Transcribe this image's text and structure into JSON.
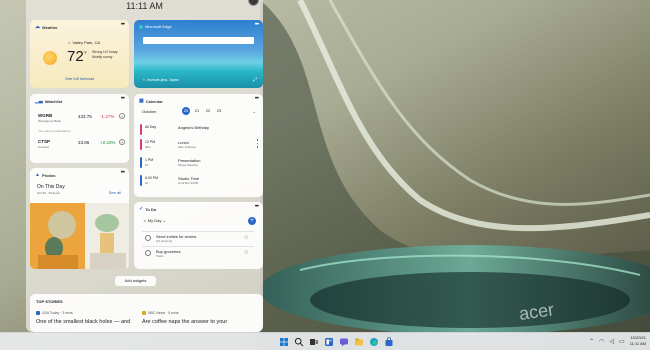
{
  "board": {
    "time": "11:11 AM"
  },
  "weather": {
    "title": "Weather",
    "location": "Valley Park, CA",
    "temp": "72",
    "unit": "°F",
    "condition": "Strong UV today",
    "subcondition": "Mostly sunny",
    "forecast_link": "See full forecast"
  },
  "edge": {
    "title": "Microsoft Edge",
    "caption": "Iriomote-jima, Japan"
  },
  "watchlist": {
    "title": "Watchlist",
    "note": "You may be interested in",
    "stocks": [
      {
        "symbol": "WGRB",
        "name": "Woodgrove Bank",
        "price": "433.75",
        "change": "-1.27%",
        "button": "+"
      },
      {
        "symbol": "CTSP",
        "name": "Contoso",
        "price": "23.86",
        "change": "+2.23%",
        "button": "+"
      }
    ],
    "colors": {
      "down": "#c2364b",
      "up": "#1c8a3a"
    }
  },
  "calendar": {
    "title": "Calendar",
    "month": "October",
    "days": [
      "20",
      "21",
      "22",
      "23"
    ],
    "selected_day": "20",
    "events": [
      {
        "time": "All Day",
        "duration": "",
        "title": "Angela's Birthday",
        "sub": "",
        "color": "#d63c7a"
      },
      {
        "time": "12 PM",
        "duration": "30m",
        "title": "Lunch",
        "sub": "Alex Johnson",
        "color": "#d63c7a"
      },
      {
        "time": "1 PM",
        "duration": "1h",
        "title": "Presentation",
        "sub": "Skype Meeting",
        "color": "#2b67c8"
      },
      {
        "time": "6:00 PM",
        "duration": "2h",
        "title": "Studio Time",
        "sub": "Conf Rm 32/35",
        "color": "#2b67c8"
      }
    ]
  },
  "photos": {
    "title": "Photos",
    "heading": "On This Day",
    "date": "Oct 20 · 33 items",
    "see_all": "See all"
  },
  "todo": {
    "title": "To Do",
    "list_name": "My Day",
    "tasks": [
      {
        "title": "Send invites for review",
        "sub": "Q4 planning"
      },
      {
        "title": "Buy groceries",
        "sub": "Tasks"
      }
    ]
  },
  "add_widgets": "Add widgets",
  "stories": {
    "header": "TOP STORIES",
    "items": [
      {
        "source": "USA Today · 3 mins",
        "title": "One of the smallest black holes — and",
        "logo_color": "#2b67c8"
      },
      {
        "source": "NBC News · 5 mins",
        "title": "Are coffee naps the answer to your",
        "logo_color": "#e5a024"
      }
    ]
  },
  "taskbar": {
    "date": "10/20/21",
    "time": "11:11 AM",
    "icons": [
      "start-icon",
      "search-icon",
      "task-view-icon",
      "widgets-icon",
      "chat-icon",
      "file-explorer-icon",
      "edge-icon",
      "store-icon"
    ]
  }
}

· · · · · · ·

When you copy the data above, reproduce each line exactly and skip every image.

● COMPLETED EXERCISE:
Transcribe this image's text and structure into JSON.
{
  "board": {
    "time": "11:11 AM"
  },
  "weather": {
    "title": "Weather",
    "location": "Valley Park, CA",
    "temp": "72",
    "unit": "°F",
    "condition": "Strong UV today",
    "subcondition": "Mostly sunny",
    "forecast_link": "See full forecast"
  },
  "edge": {
    "title": "Microsoft Edge",
    "caption": "Iriomote-jima, Japan"
  },
  "watchlist": {
    "title": "Watchlist",
    "note": "You may be interested in",
    "stocks": [
      {
        "symbol": "WGRB",
        "name": "Woodgrove Bank",
        "price": "433.75",
        "change": "-1.27%",
        "button": "+"
      },
      {
        "symbol": "CTSP",
        "name": "Contoso",
        "price": "23.86",
        "change": "+2.23%",
        "button": "+"
      }
    ],
    "colors": {
      "down": "#c2364b",
      "up": "#1c8a3a"
    }
  },
  "calendar": {
    "title": "Calendar",
    "month": "October",
    "days": [
      "20",
      "21",
      "22",
      "23"
    ],
    "selected_day": "20",
    "events": [
      {
        "time": "All Day",
        "duration": "",
        "title": "Angela's Birthday",
        "sub": "",
        "color": "#d63c7a"
      },
      {
        "time": "12 PM",
        "duration": "30m",
        "title": "Lunch",
        "sub": "Alex Johnson",
        "color": "#d63c7a"
      },
      {
        "time": "1 PM",
        "duration": "1h",
        "title": "Presentation",
        "sub": "Skype Meeting",
        "color": "#2b67c8"
      },
      {
        "time": "6:00 PM",
        "duration": "2h",
        "title": "Studio Time",
        "sub": "Conf Rm 32/35",
        "color": "#2b67c8"
      }
    ]
  },
  "photos": {
    "title": "Photos",
    "heading": "On This Day",
    "date": "Oct 20 · 33 items",
    "see_all": "See all"
  },
  "todo": {
    "title": "To Do",
    "list_name": "My Day",
    "tasks": [
      {
        "title": "Send invites for review",
        "sub": "Q4 planning"
      },
      {
        "title": "Buy groceries",
        "sub": "Tasks"
      }
    ]
  },
  "add_widgets": "Add widgets",
  "stories": {
    "header": "TOP STORIES",
    "items": [
      {
        "source": "USA Today · 3 mins",
        "title": "One of the smallest black holes — and",
        "logo_color": "#2b67c8"
      },
      {
        "source": "NBC News · 5 mins",
        "title": "Are coffee naps the answer to your",
        "logo_color": "#e5a024"
      }
    ]
  },
  "taskbar": {
    "date": "10/20/21",
    "time": "11:11 AM",
    "icons": [
      "start-icon",
      "search-icon",
      "task-view-icon",
      "widgets-icon",
      "chat-icon",
      "file-explorer-icon",
      "edge-icon",
      "store-icon"
    ]
  }
}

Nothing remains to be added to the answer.